On the field, Richie McCaw and Dan Carter have largely managed to avoid the wrath of referees' cards.
However, retirement properties the All Black pair invest in have notched up a lengthy yellow card count since the Ministry of Health introduced a new new traffic light auditing system.
Several problems were identified at the Park Lane Retirement Village, whose shareholders include All Blacks Kieran Read, McCaw, Carter, Andy Ellis and Corey Flynn.
The players own a 10 per cent stake with former internationals Mark Robinson, Aaron Mauger, and Scottish player Sean Maitland.
In a 2012 audit, issues included a resident wandering off and Public Health not being notified about a gastric outbreak.
Merivale Retirement Home in Christchurch, whose shareholders include McCaw, Carter, Flynn and Mauger, received a mixed report in an audit last year.

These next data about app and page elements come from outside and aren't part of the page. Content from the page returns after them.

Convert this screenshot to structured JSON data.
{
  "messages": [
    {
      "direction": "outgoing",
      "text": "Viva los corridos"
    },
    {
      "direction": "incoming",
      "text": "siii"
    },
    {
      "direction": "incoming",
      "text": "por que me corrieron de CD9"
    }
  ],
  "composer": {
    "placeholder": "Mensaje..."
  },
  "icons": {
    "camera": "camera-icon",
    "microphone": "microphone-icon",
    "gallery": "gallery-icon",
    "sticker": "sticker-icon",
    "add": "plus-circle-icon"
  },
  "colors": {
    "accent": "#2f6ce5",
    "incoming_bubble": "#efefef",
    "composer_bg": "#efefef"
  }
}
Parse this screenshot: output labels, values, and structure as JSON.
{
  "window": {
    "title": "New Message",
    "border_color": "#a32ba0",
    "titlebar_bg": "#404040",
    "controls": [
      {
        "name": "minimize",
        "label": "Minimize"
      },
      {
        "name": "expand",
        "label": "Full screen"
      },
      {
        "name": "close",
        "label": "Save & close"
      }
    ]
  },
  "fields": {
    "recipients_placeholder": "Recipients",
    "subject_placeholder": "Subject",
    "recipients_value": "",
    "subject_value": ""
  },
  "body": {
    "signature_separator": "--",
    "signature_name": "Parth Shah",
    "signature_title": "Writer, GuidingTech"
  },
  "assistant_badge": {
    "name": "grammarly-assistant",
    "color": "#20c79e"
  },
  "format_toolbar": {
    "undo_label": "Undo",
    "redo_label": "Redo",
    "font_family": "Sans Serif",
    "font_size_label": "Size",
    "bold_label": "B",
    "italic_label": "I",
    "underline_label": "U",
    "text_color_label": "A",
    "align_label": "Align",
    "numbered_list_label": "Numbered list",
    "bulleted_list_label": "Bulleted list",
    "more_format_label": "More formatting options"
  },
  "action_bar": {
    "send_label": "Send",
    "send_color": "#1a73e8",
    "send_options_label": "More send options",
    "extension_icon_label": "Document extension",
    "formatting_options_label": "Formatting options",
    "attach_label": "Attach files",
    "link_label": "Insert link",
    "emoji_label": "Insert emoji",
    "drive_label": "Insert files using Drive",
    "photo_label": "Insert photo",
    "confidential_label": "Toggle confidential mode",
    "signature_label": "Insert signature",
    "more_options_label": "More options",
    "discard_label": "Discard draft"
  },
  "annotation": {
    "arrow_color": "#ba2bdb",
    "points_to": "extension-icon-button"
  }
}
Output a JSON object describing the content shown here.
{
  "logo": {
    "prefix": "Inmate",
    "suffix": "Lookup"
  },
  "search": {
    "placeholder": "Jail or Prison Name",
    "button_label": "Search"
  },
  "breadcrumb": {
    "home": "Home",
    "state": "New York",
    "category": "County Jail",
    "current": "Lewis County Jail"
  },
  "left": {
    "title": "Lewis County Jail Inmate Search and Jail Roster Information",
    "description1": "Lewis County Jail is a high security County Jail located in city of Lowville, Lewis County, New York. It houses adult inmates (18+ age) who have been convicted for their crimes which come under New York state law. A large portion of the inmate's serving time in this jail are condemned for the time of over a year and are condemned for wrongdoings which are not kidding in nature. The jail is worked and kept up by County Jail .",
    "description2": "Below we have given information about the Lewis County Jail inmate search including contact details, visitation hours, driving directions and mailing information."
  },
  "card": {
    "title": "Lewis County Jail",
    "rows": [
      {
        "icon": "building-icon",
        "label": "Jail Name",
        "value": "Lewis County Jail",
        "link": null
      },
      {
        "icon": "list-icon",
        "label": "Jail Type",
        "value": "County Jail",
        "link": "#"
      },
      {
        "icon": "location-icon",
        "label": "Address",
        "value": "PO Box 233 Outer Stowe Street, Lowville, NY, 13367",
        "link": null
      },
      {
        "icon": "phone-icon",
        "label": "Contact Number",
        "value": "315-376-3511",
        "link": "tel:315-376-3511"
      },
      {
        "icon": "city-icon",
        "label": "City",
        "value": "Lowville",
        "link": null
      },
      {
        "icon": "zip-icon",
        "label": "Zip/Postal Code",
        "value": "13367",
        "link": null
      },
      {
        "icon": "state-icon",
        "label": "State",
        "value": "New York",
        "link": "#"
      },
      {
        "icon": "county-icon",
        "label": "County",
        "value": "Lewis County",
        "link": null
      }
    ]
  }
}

It received a yellow card for consumer rights and an orange card for shortfalls in service delivery and providing a safe and appropriate environment. The remaining categories received green cards.
Oakwoods Retirement, also part-owned by Carter and McCaw, received two yellow, two orange and two green cards last September. Neither company returned calls.
McCaw's other interests received mixed reports.
Aria Gardens: two orange, one yellow and three green cards.
Oakwood Retirement Village: two orange, two yellow, two green.
Maples Lifecare: five out of six green.
None of the rest homes owned by All Black players received the most serious red card.
Ryman Healthcare is among the best performers in the New Zealand Stock exchange.
The head of a KiwiSaver fund that invests in "socially responsible" businesses said aged-care facilities still provided a valuable service to society. "Whether they're delivering to an appropriate standard is a different matter," said Grosvenor KiwiSaver executive David Beattie.
The ratings are: red lights indicate "major shortfalls", green is for no shortfalls, and orange and yellow grades are in between.